# [ABOUT THIS EXERCISE]
What lines in the records below hold the string "JSON"? Please show them.
|---|
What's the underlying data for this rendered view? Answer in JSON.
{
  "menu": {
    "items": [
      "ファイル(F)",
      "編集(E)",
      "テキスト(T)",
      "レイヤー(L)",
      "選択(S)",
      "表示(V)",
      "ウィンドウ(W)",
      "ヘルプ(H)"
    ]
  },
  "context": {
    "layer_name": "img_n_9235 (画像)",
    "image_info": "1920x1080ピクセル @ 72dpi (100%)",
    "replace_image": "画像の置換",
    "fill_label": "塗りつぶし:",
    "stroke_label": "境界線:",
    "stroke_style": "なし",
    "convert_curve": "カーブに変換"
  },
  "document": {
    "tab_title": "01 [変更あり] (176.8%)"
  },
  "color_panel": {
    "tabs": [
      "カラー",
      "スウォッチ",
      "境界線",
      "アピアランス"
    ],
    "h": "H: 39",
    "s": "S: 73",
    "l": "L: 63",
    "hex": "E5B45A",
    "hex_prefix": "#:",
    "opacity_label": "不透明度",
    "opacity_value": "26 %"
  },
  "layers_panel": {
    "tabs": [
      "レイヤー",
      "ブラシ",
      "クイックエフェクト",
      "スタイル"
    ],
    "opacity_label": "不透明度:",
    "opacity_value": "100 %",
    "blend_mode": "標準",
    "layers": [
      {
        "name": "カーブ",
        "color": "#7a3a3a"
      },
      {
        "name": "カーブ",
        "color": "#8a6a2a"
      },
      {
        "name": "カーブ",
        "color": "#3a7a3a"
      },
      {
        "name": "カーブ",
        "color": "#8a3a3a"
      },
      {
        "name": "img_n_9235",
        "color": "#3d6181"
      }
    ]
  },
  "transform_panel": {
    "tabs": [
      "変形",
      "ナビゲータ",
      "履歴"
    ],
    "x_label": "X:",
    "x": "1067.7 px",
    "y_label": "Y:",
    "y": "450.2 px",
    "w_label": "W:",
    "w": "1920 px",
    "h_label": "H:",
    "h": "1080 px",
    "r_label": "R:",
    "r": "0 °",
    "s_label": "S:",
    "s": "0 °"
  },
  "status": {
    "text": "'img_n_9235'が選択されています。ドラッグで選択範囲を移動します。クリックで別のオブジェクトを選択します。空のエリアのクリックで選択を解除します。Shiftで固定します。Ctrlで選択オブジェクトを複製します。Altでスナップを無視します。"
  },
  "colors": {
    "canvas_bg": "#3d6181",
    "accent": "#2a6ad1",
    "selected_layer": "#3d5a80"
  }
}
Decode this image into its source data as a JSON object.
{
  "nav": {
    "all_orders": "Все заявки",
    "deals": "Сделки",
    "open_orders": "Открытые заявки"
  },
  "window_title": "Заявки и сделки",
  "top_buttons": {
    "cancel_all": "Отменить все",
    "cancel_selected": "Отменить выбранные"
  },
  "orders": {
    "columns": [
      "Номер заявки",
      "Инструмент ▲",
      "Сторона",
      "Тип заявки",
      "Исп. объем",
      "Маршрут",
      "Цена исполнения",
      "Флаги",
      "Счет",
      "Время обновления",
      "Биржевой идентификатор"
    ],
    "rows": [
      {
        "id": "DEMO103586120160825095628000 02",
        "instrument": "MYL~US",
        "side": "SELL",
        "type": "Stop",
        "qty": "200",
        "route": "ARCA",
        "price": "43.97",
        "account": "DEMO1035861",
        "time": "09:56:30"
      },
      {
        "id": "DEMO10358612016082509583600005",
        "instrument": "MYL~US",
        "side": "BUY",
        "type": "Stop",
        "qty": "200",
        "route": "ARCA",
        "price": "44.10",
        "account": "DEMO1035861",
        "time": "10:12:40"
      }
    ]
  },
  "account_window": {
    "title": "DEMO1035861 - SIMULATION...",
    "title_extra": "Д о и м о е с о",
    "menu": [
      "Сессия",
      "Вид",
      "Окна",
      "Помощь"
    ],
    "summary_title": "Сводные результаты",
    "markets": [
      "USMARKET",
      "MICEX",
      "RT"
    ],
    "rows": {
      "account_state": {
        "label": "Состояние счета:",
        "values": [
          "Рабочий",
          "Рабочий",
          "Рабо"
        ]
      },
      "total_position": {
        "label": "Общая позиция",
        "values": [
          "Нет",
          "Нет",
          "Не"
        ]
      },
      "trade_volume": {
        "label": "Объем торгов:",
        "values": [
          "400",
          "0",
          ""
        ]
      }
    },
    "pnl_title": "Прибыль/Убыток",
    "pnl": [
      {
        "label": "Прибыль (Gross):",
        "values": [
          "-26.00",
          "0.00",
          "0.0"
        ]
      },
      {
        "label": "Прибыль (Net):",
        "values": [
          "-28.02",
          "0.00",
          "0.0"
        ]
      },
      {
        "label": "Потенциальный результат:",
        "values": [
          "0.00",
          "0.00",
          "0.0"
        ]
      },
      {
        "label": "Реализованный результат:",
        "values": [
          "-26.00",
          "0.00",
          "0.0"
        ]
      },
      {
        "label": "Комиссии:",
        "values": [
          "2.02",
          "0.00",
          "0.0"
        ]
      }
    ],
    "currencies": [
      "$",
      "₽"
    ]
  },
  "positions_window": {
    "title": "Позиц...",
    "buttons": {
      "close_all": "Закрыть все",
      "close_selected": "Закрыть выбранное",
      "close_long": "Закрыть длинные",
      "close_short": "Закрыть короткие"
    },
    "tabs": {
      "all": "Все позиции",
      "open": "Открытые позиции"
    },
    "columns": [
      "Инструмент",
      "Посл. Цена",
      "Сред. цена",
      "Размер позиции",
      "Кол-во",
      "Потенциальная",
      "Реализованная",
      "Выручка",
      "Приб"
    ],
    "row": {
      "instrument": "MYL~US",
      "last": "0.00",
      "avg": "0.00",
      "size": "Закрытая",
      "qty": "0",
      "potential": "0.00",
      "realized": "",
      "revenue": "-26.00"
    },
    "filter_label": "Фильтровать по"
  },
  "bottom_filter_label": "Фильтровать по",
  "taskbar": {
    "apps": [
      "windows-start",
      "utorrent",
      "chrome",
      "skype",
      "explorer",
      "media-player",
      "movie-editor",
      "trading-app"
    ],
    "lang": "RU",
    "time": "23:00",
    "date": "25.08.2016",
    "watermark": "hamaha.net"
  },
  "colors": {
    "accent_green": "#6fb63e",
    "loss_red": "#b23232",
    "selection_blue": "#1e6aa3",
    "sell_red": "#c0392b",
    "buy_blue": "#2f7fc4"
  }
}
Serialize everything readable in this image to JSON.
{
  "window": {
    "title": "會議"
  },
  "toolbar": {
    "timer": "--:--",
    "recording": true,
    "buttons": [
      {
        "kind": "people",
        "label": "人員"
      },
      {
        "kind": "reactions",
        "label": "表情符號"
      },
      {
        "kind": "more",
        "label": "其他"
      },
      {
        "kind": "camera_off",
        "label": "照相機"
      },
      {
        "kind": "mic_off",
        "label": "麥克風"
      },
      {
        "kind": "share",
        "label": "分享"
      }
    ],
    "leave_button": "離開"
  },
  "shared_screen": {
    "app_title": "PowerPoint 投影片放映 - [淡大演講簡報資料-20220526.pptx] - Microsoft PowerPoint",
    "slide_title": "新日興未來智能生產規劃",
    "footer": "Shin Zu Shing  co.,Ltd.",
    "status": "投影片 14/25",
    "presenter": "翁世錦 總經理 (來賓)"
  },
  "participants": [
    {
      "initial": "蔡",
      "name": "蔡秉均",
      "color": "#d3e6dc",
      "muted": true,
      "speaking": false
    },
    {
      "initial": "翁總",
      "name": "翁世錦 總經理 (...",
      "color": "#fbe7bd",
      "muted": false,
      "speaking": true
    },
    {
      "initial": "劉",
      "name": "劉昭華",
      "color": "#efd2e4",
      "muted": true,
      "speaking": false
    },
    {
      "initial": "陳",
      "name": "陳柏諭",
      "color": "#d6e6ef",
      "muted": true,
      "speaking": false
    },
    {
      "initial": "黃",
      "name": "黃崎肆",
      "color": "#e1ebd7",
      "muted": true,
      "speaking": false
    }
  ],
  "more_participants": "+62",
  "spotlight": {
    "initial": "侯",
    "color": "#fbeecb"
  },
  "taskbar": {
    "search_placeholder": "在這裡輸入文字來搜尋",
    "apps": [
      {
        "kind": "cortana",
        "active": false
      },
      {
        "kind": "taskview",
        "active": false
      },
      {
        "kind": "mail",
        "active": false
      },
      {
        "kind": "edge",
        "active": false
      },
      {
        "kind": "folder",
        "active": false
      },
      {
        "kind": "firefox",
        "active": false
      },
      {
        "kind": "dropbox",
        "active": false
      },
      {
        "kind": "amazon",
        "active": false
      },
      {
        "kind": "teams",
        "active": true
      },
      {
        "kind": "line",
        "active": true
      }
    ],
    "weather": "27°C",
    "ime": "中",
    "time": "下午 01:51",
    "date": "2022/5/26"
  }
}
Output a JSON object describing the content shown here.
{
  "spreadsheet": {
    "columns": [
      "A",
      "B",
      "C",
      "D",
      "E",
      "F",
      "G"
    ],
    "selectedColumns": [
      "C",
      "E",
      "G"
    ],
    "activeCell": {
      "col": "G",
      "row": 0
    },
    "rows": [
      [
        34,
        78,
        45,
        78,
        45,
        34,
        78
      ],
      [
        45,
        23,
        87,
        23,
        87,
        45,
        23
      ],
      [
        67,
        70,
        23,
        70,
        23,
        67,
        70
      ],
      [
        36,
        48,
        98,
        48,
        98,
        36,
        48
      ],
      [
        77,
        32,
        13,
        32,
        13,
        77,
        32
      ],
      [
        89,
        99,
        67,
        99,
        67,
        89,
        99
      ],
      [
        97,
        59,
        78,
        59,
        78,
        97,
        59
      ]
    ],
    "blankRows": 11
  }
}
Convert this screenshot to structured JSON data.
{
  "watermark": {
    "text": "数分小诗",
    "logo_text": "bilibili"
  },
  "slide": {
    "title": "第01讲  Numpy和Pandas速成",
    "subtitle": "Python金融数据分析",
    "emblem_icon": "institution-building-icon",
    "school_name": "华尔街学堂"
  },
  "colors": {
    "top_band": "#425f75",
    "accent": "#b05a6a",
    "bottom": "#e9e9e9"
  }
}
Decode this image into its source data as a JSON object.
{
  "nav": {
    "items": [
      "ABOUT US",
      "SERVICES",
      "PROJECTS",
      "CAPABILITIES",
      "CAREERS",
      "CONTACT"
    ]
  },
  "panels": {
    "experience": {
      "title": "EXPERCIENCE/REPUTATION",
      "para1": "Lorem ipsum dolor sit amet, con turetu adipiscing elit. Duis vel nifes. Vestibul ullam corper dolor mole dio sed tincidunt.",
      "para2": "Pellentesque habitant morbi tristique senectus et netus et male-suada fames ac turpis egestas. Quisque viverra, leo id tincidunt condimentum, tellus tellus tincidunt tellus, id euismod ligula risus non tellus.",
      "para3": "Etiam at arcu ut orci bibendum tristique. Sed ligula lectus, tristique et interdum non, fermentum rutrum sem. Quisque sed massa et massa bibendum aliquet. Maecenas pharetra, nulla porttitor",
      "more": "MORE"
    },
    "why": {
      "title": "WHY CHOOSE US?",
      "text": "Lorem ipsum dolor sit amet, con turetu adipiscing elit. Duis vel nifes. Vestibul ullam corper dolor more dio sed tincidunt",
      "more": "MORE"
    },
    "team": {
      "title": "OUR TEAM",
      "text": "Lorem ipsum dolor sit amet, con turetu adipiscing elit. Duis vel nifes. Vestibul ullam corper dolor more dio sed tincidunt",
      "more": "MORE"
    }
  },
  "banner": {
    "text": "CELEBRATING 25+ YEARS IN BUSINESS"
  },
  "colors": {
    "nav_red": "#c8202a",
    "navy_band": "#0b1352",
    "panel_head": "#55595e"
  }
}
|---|
# [ANSWER]
What's the underlying data for this rendered view? Answer in JSON.
Decode this image into its source data as a JSON object.
Serialize everything readable in this image to JSON.
Output a JSON object describing the content shown here.
Convert this screenshot to structured JSON data.
Decode this image into its source data as a JSON object.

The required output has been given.